EXERCISE DESCRIPTION:
In your reply, write out the records exactly, each line intact.

RECORD EXCERPTS:
--
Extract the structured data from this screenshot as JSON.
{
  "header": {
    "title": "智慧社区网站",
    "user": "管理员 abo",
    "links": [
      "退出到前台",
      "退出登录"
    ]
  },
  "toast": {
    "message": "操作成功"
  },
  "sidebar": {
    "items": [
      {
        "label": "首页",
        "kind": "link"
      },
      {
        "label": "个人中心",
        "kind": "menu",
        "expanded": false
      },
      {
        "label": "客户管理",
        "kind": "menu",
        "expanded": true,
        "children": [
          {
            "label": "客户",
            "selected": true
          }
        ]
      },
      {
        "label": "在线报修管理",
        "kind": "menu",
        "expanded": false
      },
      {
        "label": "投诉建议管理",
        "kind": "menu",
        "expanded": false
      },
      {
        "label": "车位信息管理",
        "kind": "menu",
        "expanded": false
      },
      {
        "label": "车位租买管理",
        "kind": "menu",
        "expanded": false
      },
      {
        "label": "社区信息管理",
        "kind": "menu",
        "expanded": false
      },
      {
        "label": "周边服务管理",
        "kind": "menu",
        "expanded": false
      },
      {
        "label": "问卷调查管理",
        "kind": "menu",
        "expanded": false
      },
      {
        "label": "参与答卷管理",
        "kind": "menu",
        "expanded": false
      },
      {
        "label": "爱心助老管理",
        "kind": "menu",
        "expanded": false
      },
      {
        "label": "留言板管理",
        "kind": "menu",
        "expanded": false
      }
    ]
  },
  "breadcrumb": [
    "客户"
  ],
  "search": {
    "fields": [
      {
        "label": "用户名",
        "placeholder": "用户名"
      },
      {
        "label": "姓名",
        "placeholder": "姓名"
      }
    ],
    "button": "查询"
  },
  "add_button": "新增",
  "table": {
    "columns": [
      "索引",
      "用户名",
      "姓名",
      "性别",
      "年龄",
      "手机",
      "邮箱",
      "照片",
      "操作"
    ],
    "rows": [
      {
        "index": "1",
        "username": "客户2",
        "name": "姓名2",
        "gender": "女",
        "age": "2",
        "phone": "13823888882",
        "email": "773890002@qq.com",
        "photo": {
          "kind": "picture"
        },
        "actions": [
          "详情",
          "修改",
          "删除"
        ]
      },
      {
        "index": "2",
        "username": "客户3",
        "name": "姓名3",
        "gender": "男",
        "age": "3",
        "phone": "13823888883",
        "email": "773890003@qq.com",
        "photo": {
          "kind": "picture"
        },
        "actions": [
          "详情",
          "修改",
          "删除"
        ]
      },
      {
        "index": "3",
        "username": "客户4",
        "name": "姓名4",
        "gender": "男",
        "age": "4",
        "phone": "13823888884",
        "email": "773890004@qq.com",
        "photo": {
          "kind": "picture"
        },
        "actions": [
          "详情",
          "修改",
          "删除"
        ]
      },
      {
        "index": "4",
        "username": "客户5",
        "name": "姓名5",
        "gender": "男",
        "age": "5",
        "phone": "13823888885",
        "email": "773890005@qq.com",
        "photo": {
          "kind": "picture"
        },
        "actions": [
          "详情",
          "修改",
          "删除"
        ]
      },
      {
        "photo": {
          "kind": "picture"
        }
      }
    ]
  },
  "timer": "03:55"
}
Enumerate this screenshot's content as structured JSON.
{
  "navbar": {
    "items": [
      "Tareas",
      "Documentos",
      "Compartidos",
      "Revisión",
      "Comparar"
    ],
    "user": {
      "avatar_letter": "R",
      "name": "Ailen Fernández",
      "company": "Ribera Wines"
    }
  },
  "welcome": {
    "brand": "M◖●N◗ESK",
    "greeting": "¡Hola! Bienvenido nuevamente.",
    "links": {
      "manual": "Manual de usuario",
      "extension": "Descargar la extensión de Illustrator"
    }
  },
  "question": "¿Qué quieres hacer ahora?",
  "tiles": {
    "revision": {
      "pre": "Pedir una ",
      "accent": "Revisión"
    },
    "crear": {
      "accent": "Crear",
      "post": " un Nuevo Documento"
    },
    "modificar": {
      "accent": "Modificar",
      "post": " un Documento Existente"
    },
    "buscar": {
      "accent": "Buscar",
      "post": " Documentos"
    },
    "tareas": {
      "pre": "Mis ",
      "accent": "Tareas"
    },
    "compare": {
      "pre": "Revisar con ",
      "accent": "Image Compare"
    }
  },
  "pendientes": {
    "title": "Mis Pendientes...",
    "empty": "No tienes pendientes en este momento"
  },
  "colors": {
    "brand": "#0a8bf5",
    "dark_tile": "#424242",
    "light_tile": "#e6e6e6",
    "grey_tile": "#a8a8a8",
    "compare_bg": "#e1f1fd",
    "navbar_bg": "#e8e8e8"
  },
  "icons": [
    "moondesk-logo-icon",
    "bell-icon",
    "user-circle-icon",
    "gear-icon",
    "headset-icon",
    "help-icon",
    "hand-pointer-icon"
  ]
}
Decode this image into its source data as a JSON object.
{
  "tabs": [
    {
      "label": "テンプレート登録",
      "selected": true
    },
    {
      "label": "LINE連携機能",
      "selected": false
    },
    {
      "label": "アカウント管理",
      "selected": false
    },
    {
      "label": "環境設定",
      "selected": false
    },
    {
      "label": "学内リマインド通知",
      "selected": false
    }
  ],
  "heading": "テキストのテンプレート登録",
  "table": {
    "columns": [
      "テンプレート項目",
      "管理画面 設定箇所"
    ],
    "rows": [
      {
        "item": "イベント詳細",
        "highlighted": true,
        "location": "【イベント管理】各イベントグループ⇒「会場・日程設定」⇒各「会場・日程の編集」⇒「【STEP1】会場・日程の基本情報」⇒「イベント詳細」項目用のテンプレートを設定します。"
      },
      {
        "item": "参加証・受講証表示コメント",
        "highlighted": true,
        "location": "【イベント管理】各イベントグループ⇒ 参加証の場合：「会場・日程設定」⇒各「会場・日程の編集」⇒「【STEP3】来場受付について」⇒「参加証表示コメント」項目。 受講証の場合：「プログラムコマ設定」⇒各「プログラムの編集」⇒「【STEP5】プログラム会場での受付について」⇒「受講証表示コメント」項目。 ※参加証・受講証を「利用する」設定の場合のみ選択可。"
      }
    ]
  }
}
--
RESPONSE TO THIS EXERCISE:
Extract the structured data from this screenshot as JSON.
{
  "header": {
    "title": "智慧社区网站",
    "user": "管理员 abo",
    "links": [
      "退出到前台",
      "退出登录"
    ]
  },
  "toast": {
    "message": "操作成功"
  },
  "sidebar": {
    "items": [
      {
        "label": "首页",
        "kind": "link"
      },
      {
        "label": "个人中心",
        "kind": "menu",
        "expanded": false
      },
      {
        "label": "客户管理",
        "kind": "menu",
        "expanded": true,
        "children": [
          {
            "label": "客户",
            "selected": true
          }
        ]
      },
      {
        "label": "在线报修管理",
        "kind": "menu",
        "expanded": false
      },
      {
        "label": "投诉建议管理",
        "kind": "menu",
        "expanded": false
      },
      {
        "label": "车位信息管理",
        "kind": "menu",
        "expanded": false
      },
      {
        "label": "车位租买管理",
        "kind": "menu",
        "expanded": false
      },
      {
        "label": "社区信息管理",
        "kind": "menu",
        "expanded": false
      },
      {
        "label": "周边服务管理",
        "kind": "menu",
        "expanded": false
      },
      {
        "label": "问卷调查管理",
        "kind": "menu",
        "expanded": false
      },
      {
        "label": "参与答卷管理",
        "kind": "menu",
        "expanded": false
      },
      {
        "label": "爱心助老管理",
        "kind": "menu",
        "expanded": false
      },
      {
        "label": "留言板管理",
        "kind": "menu",
        "expanded": false
      }
    ]
  },
  "breadcrumb": [
    "客户"
  ],
  "search": {
    "fields": [
      {
        "label": "用户名",
        "placeholder": "用户名"
      },
      {
        "label": "姓名",
        "placeholder": "姓名"
      }
    ],
    "button": "查询"
  },
  "add_button": "新增",
  "table": {
    "columns": [
      "索引",
      "用户名",
      "姓名",
      "性别",
      "年龄",
      "手机",
      "邮箱",
      "照片",
      "操作"
    ],
    "rows": [
      {
        "index": "1",
        "username": "客户2",
        "name": "姓名2",
        "gender": "女",
        "age": "2",
        "phone": "13823888882",
        "email": "773890002@qq.com",
        "photo": {
          "kind": "picture"
        },
        "actions": [
          "详情",
          "修改",
          "删除"
        ]
      },
      {
        "index": "2",
        "username": "客户3",
        "name": "姓名3",
        "gender": "男",
        "age": "3",
        "phone": "13823888883",
        "email": "773890003@qq.com",
        "photo": {
          "kind": "picture"
        },
        "actions": [
          "详情",
          "修改",
          "删除"
        ]
      },
      {
        "index": "3",
        "username": "客户4",
        "name": "姓名4",
        "gender": "男",
        "age": "4",
        "phone": "13823888884",
        "email": "773890004@qq.com",
        "photo": {
          "kind": "picture"
        },
        "actions": [
          "详情",
          "修改",
          "删除"
        ]
      },
      {
        "index": "4",
        "username": "客户5",
        "name": "姓名5",
        "gender": "男",
        "age": "5",
        "phone": "13823888885",
        "email": "773890005@qq.com",
        "photo": {
          "kind": "picture"
        },
        "actions": [
          "详情",
          "修改",
          "删除"
        ]
      },
      {
        "photo": {
          "kind": "picture"
        }
      }
    ]
  },
  "timer": "03:55"
}
Enumerate this screenshot's content as structured JSON.
{
  "navbar": {
    "items": [
      "Tareas",
      "Documentos",
      "Compartidos",
      "Revisión",
      "Comparar"
    ],
    "user": {
      "avatar_letter": "R",
      "name": "Ailen Fernández",
      "company": "Ribera Wines"
    }
  },
  "welcome": {
    "brand": "M◖●N◗ESK",
    "greeting": "¡Hola! Bienvenido nuevamente.",
    "links": {
      "manual": "Manual de usuario",
      "extension": "Descargar la extensión de Illustrator"
    }
  },
  "question": "¿Qué quieres hacer ahora?",
  "tiles": {
    "revision": {
      "pre": "Pedir una ",
      "accent": "Revisión"
    },
    "crear": {
      "accent": "Crear",
      "post": " un Nuevo Documento"
    },
    "modificar": {
      "accent": "Modificar",
      "post": " un Documento Existente"
    },
    "buscar": {
      "accent": "Buscar",
      "post": " Documentos"
    },
    "tareas": {
      "pre": "Mis ",
      "accent": "Tareas"
    },
    "compare": {
      "pre": "Revisar con ",
      "accent": "Image Compare"
    }
  },
  "pendientes": {
    "title": "Mis Pendientes...",
    "empty": "No tienes pendientes en este momento"
  },
  "colors": {
    "brand": "#0a8bf5",
    "dark_tile": "#424242",
    "light_tile": "#e6e6e6",
    "grey_tile": "#a8a8a8",
    "compare_bg": "#e1f1fd",
    "navbar_bg": "#e8e8e8"
  },
  "icons": [
    "moondesk-logo-icon",
    "bell-icon",
    "user-circle-icon",
    "gear-icon",
    "headset-icon",
    "help-icon",
    "hand-pointer-icon"
  ]
}
Decode this image into its source data as a JSON object.
{
  "tabs": [
    {
      "label": "テンプレート登録",
      "selected": true
    },
    {
      "label": "LINE連携機能",
      "selected": false
    },
    {
      "label": "アカウント管理",
      "selected": false
    },
    {
      "label": "環境設定",
      "selected": false
    },
    {
      "label": "学内リマインド通知",
      "selected": false
    }
  ],
  "heading": "テキストのテンプレート登録",
  "table": {
    "columns": [
      "テンプレート項目",
      "管理画面 設定箇所"
    ],
    "rows": [
      {
        "item": "イベント詳細",
        "highlighted": true,
        "location": "【イベント管理】各イベントグループ⇒「会場・日程設定」⇒各「会場・日程の編集」⇒「【STEP1】会場・日程の基本情報」⇒「イベント詳細」項目用のテンプレートを設定します。"
      },
      {
        "item": "参加証・受講証表示コメント",
        "highlighted": true,
        "location": "【イベント管理】各イベントグループ⇒ 参加証の場合：「会場・日程設定」⇒各「会場・日程の編集」⇒「【STEP3】来場受付について」⇒「参加証表示コメント」項目。 受講証の場合：「プログラムコマ設定」⇒各「プログラムの編集」⇒「【STEP5】プログラム会場での受付について」⇒「受講証表示コメント」項目。 ※参加証・受講証を「利用する」設定の場合のみ選択可。"
      }
    ]
  }
}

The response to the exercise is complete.